Feb. 2, 2006 -- Buenos Aires, Argentina, is the tango capital of the world. It's where the dance was born in the bordellos and immigrant neighborhoods in the late 1800s. The tango is improvised, aggressive and erotic. Every move symbolizes el amor y la passion -- love and passion.
Today thousands of tourists routinely pack tango shows in Buenos Aires as they help fuel the revival of the dance and the city's economy.
But if you want to see the real tango you have to get away from the tourist spots and come to the milongas, the neighborhood dance parties throughout Buenos Aires. The action starts around midnight and doesn't end until five or six in the morning.
Every night of the week, there are different milongas, where people can dance, usually with strangers. They come to socialize and learn from one another. For anyone serious about dancing the tango, the milongas are the place to be.
Ronnie Wilson, an artist from Maine, recently traveled to Buenos Aires on a weeklong tango tour. She takes at least two lessons a day then dances all night at the milongas. Not bad for a 57-year-old divorced mother of two.
"When I came down here I was like, ugh, and I thought I am getting old. I've had it," Wilson said. "But suddenly I am like, hey you are OK, you are not getting old.
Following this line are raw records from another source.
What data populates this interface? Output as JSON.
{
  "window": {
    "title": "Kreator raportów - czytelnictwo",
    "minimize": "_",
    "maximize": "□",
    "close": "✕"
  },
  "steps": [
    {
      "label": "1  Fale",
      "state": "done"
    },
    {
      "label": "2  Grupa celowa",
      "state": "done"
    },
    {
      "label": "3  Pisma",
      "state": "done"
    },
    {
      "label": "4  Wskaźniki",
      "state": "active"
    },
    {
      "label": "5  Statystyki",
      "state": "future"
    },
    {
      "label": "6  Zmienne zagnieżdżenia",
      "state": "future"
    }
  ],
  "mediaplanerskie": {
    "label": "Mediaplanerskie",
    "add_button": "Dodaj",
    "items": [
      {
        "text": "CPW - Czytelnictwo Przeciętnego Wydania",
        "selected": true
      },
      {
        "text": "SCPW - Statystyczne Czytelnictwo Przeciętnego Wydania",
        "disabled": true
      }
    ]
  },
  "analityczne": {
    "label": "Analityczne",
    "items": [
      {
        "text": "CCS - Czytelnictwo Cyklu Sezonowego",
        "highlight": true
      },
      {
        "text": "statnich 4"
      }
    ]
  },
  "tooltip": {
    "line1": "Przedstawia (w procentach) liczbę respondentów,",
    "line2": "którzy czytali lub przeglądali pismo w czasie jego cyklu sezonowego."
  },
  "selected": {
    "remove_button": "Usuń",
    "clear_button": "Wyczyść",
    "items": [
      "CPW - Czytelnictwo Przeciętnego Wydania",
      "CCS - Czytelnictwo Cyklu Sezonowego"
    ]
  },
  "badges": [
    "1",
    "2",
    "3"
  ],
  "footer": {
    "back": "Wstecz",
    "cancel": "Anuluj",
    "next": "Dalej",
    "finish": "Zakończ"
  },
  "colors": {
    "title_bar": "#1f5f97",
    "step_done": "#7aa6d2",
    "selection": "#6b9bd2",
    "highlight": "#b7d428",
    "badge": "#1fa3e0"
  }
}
And you haven't had it and the juices are still flowing, and that's what I am falling in love with. It's about that feeling that you never want to end and that's why this is very addictive."
The tango is a spiritual experience for Wilson. She even gets a little teary-eyed dancing with her instructor.
"When you dance, you are feeling everything -- the music, the smoke in the air and the man's body. But the man's body is telling you what you are gonna do next. And so, it's very, very sensual," she said.
Some tourists, like graduate student Brandon Shaw, come back here again and again because Buenos Aires is such a bargain. He's says he's taken 30 lessons for a total of about $100.
"It's a lot cheaper down here and you get lessons for next to nothing with outstanding teachers and you can dance every night till six or seven in the morning if you want," Shaw said.
There's another benefit as well -- Brandon has met his last four girlfriends on the dance floor.
"If you have a nice connection with someone, you think maybe something else would be nice," he said.
The tango is sort of like a three-minute date, say many dancers. It is a chance to experience passion -- even if only briefly.
Marina Palmer, a New York advertising executive, came to Buenos Aires eight years ago on vacation and became a tangoholic. She even wrote a book about it, "Kiss and Tango."
"The tango just gives you an immediate excuse to touch somebody, and let yourself be embraced," she said.
Palmer quit her job, moved to Buenos Aires and was out dancing at the milongas every single night.
Dancing did lead to love affairs off the dance floor for Palmer. But far from being simply a pick-up scene, the dance is about flirting and teasing. And for Palmer, who worked as a street performer for a time, it has become much more.
"I think that dancing in the streets is a good way of understanding tango," she said. "The tango was probably the first dirty dance ever invented. It really is about getting down and dirty so this is the best way to really breathe in that muck."
Rules of the Dance
For all the tango's spontaneity, there are also strict rules. Couples dance in a counterclockwise direction -- circling the dance floor and respecting each other's space. Out of courtesy, partners dance with each other for an entire set -- usually four songs.
There's even a specific signal men will give women when they want to dance. It's called the cabeza.
"I look at the woman and she looks back at me and if she's interested she'll give a nod," explained Brandon Shaw.
The tango is not just about how well you dance but how good you look doing it. For a woman, there is nothing more important than her shoes -- they need to be flashy but functional. That classic ankle strap is not only sexy but it also keeps a woman from sliding out of her shoes.
For men, tango shoes should have thin, smooth soles to slide across the floor. Black and red are tango colors.
Natasha Poberaj, one of the most renowned dancers in Buenos Aires, teaches beginners how to breathe, how to hold the hands, how to make it all look effortless.
In many ways, the magic of the tango lies in its simplicity.
"Because we need to embrace someone else and feel someone else is embracing us," Poberaj said. "Something the whole world needs -- to feel embraced."